**Problem to solve**
Scan the listing below for the word "title" and copy every line where it occurs.

☆ ☆ ☆

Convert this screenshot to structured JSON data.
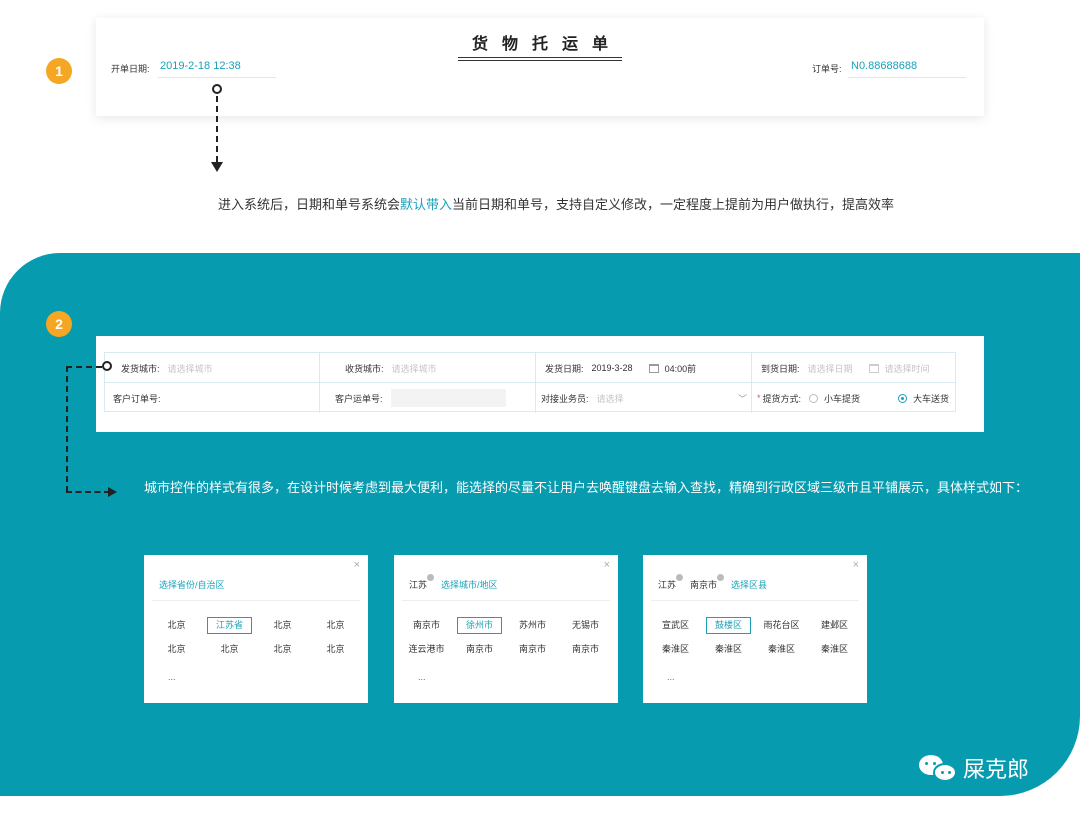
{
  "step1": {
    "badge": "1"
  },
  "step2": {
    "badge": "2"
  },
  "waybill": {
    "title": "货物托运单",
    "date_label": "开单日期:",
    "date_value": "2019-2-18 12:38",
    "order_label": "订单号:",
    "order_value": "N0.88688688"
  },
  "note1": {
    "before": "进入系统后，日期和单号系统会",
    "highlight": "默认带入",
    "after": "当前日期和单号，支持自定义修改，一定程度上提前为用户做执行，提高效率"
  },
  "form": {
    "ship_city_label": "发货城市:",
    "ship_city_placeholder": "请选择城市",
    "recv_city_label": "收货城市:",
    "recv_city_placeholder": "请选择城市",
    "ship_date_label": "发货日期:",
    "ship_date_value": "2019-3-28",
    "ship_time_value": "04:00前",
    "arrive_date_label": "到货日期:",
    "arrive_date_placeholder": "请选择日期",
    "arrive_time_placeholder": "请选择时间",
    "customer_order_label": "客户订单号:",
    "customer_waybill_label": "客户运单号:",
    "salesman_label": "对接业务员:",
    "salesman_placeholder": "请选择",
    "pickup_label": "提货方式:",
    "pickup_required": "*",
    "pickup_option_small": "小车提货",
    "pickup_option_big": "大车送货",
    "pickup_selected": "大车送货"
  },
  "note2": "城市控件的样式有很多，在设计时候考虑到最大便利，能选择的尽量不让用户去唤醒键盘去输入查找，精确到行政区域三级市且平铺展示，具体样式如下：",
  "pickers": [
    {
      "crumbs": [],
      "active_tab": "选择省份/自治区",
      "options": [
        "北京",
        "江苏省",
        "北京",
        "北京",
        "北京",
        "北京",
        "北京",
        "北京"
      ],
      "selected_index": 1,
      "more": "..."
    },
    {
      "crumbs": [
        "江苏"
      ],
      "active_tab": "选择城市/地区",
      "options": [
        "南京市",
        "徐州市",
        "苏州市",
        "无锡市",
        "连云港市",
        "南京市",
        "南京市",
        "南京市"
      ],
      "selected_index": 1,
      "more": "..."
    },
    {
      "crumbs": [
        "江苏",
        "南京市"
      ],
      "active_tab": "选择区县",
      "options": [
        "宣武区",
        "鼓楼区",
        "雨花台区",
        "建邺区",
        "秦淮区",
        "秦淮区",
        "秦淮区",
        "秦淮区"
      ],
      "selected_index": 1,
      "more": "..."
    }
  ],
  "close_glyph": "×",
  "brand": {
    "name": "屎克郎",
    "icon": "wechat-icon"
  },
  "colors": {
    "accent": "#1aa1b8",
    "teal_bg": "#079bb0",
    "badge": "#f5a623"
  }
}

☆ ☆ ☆

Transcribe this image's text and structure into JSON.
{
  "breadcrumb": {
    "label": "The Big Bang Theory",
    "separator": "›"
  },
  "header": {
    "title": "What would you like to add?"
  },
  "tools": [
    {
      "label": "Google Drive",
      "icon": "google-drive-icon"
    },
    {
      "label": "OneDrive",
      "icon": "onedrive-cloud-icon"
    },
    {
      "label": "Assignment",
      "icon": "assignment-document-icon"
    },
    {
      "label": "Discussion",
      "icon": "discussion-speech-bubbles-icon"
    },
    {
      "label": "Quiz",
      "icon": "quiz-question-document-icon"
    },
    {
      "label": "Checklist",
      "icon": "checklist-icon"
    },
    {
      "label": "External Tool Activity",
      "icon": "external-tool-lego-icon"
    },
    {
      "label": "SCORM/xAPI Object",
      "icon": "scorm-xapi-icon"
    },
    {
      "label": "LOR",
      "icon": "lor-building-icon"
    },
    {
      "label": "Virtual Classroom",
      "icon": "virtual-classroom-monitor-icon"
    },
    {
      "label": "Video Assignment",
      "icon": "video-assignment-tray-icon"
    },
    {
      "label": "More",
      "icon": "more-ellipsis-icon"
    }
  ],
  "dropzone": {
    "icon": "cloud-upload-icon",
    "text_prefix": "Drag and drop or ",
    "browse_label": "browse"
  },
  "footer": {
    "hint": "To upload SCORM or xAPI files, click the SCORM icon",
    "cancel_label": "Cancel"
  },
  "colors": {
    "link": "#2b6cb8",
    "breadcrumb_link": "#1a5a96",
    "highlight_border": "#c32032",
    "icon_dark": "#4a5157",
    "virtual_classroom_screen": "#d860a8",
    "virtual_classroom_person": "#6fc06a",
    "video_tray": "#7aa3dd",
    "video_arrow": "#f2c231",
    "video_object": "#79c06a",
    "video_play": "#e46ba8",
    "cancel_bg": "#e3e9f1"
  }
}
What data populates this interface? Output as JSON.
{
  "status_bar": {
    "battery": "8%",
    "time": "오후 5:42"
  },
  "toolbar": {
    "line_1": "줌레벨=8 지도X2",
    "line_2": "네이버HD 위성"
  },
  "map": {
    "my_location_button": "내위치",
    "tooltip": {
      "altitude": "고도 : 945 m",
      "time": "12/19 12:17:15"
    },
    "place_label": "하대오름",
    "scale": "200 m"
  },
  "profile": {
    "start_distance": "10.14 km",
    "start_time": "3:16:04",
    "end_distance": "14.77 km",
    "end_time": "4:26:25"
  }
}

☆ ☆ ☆

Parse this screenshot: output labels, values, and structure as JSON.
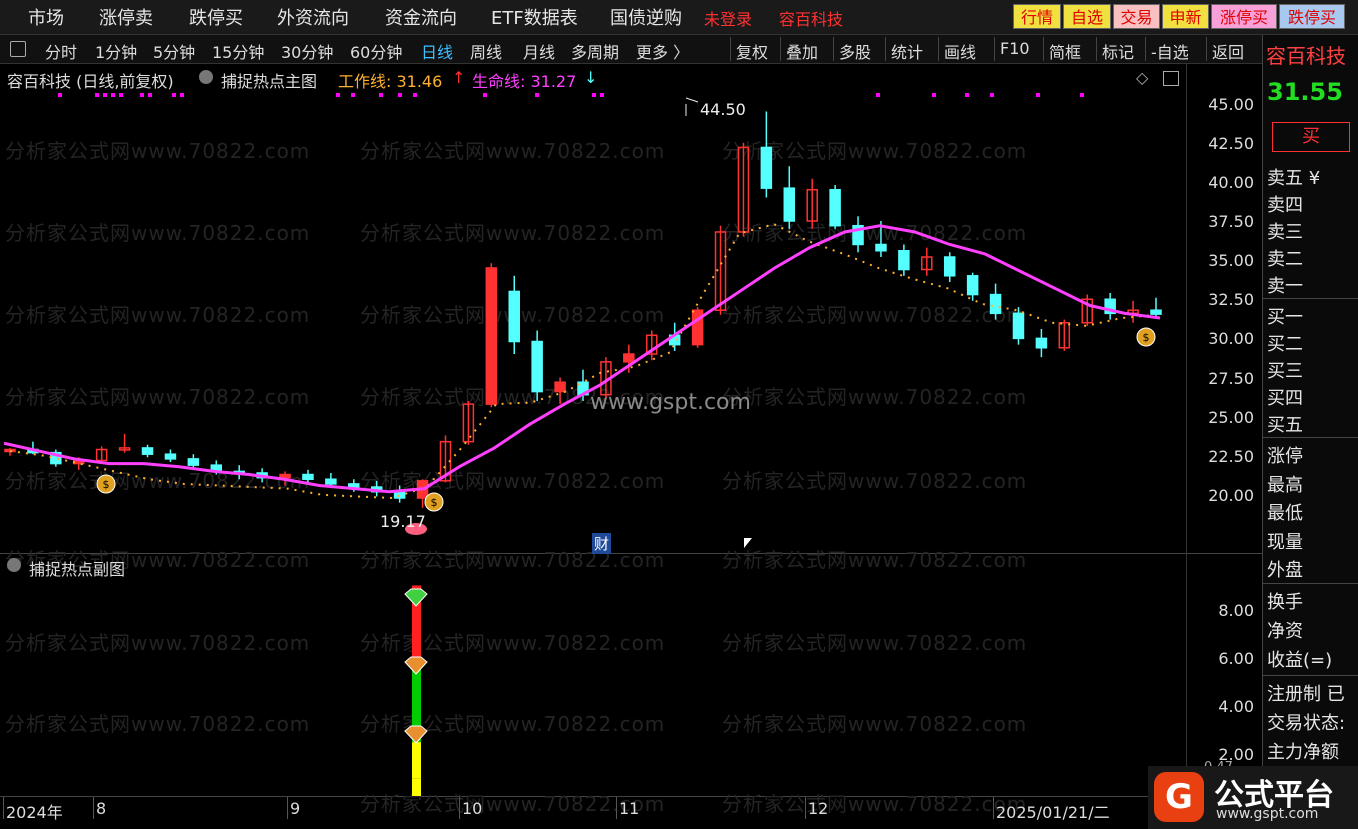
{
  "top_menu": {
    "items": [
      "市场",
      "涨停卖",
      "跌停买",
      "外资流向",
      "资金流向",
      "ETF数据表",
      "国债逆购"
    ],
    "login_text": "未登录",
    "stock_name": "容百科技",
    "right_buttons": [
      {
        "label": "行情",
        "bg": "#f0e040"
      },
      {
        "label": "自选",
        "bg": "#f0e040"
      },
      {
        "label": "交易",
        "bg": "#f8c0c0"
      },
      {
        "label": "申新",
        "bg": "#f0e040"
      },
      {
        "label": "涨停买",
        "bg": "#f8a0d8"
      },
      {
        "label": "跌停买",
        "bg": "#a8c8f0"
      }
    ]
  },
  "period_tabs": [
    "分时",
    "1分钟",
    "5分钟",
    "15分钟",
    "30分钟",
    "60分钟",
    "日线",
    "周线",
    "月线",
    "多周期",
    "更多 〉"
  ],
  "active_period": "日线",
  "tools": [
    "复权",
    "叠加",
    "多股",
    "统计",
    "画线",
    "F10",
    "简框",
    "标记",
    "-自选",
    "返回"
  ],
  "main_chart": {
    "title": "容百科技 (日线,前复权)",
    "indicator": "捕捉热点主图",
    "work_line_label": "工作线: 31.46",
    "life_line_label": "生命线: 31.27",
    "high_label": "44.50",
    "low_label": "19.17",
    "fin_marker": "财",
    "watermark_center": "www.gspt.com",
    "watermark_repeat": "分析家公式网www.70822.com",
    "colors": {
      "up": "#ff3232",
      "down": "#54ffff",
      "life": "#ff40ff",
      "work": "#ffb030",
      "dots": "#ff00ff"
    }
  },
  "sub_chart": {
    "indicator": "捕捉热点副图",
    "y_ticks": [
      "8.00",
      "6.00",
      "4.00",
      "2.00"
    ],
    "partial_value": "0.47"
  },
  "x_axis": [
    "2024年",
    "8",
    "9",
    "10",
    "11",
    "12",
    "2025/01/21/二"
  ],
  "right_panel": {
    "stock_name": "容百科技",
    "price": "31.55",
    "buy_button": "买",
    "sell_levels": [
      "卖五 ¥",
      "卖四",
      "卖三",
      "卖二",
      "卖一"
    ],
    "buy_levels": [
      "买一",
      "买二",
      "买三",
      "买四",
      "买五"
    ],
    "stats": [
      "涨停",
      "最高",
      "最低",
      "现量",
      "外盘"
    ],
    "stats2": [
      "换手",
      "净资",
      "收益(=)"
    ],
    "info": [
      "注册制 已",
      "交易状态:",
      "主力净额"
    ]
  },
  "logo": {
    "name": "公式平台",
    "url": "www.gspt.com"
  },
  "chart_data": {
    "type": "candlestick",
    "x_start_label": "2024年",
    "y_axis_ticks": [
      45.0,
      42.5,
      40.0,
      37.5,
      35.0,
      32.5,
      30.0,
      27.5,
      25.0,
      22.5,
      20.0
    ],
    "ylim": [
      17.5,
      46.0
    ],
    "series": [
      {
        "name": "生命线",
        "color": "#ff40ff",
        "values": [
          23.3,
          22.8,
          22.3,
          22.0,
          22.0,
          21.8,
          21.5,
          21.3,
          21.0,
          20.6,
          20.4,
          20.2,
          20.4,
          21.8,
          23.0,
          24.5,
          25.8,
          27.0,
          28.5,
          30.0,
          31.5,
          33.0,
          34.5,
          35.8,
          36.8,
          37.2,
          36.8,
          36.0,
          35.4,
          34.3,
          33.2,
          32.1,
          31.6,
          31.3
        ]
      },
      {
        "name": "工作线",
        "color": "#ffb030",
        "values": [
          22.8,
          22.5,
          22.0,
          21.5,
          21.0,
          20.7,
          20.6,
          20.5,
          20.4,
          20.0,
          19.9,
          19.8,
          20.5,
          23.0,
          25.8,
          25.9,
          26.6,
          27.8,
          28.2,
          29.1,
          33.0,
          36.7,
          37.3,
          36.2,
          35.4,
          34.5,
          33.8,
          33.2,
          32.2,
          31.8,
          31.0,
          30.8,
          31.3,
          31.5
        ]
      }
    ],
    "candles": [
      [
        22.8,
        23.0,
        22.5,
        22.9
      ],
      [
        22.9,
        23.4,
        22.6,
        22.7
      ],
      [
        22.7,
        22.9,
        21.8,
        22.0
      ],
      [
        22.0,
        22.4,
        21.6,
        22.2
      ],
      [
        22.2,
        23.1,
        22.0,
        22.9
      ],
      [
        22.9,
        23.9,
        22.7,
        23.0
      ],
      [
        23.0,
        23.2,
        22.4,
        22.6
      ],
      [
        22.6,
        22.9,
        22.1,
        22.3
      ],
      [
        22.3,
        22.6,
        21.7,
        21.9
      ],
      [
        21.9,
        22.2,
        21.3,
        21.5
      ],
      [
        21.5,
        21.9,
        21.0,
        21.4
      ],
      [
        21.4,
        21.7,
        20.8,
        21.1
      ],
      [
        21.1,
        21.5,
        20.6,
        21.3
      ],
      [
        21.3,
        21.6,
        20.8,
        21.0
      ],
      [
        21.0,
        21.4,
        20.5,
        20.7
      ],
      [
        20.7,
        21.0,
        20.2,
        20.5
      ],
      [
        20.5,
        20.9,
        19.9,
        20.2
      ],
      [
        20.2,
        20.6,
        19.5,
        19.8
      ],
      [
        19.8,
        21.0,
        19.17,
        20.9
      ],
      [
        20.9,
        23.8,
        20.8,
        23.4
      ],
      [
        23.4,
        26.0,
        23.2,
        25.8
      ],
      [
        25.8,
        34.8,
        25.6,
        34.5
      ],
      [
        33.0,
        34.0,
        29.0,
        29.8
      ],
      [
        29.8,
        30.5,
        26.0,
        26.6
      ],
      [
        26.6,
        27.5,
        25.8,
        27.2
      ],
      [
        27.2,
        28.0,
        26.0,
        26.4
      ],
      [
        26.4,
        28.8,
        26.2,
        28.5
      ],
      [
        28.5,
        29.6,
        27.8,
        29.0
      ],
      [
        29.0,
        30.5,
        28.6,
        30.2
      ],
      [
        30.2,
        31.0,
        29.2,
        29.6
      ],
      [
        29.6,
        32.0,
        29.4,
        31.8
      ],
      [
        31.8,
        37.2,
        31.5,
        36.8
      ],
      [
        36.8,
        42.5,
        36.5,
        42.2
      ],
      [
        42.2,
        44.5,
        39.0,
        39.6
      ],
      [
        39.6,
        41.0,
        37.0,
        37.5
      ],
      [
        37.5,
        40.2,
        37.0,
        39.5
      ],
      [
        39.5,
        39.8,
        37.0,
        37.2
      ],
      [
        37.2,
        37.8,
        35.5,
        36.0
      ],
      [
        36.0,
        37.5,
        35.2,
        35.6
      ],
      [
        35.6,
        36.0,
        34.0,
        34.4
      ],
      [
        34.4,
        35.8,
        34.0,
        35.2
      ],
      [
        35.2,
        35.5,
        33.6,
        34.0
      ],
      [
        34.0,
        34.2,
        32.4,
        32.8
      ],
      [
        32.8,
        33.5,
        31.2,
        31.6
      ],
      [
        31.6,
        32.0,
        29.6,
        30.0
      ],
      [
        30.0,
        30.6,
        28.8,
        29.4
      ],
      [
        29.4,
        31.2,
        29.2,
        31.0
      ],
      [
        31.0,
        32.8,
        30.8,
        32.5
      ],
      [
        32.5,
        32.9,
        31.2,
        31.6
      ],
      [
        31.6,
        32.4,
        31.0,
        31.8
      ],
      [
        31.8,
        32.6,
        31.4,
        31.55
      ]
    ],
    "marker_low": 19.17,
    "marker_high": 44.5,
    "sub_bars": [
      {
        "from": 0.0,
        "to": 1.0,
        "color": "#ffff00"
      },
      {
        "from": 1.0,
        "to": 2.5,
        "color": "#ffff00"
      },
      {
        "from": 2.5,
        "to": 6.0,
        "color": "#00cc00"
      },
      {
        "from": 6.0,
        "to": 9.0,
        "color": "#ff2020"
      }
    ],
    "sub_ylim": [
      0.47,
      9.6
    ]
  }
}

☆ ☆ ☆

**Exercise solution**
    "title": "货物托运单",
    "title": "What would you like to add?"
    "title": "容百科技 (日线,前复权)",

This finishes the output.